      ED: You wrote, "millions have..." Hmmm, Argumentum ad populum?

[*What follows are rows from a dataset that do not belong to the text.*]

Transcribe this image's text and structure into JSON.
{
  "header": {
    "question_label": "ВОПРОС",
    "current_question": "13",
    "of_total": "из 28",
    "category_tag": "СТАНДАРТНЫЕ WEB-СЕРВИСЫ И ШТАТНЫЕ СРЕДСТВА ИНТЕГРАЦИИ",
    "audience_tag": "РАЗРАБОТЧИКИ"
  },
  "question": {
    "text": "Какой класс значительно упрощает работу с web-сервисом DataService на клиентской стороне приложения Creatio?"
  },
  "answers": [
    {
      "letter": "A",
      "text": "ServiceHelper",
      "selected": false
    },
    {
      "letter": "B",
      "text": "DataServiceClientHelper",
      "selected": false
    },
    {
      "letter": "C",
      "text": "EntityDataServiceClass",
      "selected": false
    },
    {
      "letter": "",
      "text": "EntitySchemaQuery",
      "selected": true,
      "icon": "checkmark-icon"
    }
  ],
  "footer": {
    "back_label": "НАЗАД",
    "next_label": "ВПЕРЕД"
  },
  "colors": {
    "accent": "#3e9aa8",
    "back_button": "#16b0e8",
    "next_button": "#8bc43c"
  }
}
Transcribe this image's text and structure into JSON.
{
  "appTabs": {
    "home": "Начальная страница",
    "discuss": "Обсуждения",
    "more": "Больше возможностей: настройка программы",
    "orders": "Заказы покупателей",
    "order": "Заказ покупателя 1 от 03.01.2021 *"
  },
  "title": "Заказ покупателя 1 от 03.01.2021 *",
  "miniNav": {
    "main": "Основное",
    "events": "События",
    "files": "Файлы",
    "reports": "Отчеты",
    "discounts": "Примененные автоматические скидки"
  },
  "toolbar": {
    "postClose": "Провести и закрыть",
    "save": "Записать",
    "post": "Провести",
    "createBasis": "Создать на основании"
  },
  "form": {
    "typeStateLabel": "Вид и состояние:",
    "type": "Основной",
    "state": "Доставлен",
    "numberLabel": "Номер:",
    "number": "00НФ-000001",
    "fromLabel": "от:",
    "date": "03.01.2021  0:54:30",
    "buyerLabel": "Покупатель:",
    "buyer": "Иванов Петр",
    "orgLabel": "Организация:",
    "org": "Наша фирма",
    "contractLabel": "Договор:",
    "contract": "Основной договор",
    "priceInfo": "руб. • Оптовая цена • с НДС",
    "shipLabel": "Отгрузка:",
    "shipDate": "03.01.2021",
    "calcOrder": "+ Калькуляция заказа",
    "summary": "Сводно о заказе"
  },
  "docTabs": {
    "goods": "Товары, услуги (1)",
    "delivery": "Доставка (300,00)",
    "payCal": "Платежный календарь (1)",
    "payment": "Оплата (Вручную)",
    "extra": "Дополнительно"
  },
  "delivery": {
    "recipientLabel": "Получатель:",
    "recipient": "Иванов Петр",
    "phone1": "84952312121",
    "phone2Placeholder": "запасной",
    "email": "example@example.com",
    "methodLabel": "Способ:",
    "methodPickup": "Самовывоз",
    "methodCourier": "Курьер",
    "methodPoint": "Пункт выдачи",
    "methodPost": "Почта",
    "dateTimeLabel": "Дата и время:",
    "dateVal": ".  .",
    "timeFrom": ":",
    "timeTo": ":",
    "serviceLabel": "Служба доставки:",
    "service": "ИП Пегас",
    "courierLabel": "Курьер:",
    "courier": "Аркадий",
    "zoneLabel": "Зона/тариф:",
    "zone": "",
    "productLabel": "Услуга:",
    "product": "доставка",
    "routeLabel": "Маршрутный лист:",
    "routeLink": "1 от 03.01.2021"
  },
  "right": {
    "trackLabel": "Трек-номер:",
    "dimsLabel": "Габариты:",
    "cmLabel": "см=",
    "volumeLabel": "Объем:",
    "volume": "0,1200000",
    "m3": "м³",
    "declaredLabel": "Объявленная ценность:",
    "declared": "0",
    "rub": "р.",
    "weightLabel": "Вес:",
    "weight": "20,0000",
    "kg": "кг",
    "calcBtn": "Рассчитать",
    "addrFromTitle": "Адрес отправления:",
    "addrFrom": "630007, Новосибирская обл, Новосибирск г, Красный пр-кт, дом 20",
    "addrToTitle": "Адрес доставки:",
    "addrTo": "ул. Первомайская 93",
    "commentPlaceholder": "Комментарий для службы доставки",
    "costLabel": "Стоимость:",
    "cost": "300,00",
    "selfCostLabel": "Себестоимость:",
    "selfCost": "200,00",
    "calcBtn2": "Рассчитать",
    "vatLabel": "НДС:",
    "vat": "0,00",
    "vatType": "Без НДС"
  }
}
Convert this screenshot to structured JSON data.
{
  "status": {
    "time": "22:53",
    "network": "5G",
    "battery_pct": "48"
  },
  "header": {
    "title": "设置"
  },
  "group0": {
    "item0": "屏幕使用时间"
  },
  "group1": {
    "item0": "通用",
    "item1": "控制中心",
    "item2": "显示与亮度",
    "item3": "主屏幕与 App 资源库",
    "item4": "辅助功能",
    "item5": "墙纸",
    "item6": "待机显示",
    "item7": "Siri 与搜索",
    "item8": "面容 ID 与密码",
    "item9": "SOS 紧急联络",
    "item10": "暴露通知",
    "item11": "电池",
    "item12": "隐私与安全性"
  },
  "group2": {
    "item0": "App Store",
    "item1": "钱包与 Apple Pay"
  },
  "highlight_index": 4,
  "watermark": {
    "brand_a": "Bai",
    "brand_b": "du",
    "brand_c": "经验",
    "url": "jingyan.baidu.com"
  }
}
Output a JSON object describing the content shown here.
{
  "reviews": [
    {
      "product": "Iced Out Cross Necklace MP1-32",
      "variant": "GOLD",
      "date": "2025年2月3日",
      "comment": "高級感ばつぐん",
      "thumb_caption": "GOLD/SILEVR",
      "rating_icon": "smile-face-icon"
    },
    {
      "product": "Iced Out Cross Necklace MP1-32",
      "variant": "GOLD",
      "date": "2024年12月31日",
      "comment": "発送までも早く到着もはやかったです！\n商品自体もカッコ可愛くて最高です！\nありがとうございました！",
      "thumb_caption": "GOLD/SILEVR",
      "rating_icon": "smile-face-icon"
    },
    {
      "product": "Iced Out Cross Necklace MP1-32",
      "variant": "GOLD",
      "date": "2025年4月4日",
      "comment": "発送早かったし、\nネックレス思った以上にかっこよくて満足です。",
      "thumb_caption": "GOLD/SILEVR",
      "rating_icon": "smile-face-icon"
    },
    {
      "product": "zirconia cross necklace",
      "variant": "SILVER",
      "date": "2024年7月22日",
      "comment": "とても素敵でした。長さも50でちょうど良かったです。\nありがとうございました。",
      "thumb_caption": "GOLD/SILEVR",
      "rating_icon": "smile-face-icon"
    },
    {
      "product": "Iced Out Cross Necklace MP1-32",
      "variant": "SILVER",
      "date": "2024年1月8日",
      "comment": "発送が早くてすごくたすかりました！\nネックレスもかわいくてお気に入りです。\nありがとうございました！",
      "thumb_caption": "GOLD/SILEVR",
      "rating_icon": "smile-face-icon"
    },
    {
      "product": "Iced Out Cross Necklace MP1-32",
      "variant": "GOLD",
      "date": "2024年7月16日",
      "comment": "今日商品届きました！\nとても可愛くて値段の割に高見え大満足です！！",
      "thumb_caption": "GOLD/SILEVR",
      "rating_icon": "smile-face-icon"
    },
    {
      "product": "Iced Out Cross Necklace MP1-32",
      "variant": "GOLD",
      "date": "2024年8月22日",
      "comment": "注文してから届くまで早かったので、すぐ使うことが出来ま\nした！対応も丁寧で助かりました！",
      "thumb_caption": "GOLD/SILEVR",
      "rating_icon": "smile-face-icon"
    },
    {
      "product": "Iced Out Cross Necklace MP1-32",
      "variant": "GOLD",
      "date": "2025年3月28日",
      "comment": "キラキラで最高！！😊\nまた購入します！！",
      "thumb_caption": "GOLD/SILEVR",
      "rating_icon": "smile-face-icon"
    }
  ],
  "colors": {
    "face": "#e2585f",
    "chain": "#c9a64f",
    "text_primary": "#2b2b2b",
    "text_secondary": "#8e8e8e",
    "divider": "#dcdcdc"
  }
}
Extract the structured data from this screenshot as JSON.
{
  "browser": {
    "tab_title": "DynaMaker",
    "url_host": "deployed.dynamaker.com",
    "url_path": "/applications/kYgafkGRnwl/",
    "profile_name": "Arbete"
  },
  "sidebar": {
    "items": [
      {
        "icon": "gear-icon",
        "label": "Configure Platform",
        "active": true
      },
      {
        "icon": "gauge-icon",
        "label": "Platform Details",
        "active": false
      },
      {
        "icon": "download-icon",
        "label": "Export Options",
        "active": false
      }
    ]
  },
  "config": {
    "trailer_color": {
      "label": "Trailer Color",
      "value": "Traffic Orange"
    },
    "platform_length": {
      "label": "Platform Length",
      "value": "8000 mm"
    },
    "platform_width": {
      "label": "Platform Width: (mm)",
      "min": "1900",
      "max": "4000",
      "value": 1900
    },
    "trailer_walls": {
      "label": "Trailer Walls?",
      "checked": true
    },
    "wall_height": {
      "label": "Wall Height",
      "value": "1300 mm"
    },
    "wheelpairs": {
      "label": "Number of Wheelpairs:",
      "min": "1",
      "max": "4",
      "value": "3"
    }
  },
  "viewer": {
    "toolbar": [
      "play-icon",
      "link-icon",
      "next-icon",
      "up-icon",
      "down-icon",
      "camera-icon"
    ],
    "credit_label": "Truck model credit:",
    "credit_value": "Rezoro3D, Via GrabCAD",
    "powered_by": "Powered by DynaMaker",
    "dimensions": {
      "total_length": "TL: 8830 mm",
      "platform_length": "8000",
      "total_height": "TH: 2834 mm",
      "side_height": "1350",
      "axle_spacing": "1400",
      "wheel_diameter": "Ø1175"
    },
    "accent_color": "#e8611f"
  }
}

      Please continue and tell me how to "reduce uncertainties." You
      believe I could if I "really wanted to?" I am afraid that a mind
      once stretched by new data and new questions never snaps back
      completely to its original dimensions. Not completely. And it's
      not a matter of "what I want." I will pray with you if that's what
      you want me to do, I still pray by the way, and I can do so fervently
      and in all hope of receiving an answer. I can also still speak in
      tongues if I want to. However, none of my prayers have miraculously
      unstretched my present thoughts back to their evangelical Christian
      dimensions. I still find inerrancy a shallow position (though I
      tried defending it for several years in my old letter debates that I
      mentioned I had with two former Christian friends). I still have
      doubts about the Bible and Christianity. I could no more go back to
      where I was than you can sincerely imagine yourself going back to
      early views you once held concerning various "Bible-science"
      questions. In both our cases we continue to believe what we think we
      know best and have studied the most.

      (You might also read the essay on "The Assymetry of Conversion" at
      the LEAVING CHRISTIANITY website run by Steve Locks to understand
      differences between the experiences and testimonies of those leaving
      the fold and those entering it.)

      And lastly what kind of an argument are you employing by writing to
      tell me, "if I really wanted to?" Does that address the person, or a
      person's argument? It appears to address the person and also appears
      to be no argument at all. For instance, how would you react if I
      wrote, "If you really wanted to, Steve, you could become a fine-
      tuner and give up being a progressive creationist. But apparently
      you don't really want to. That's your problem."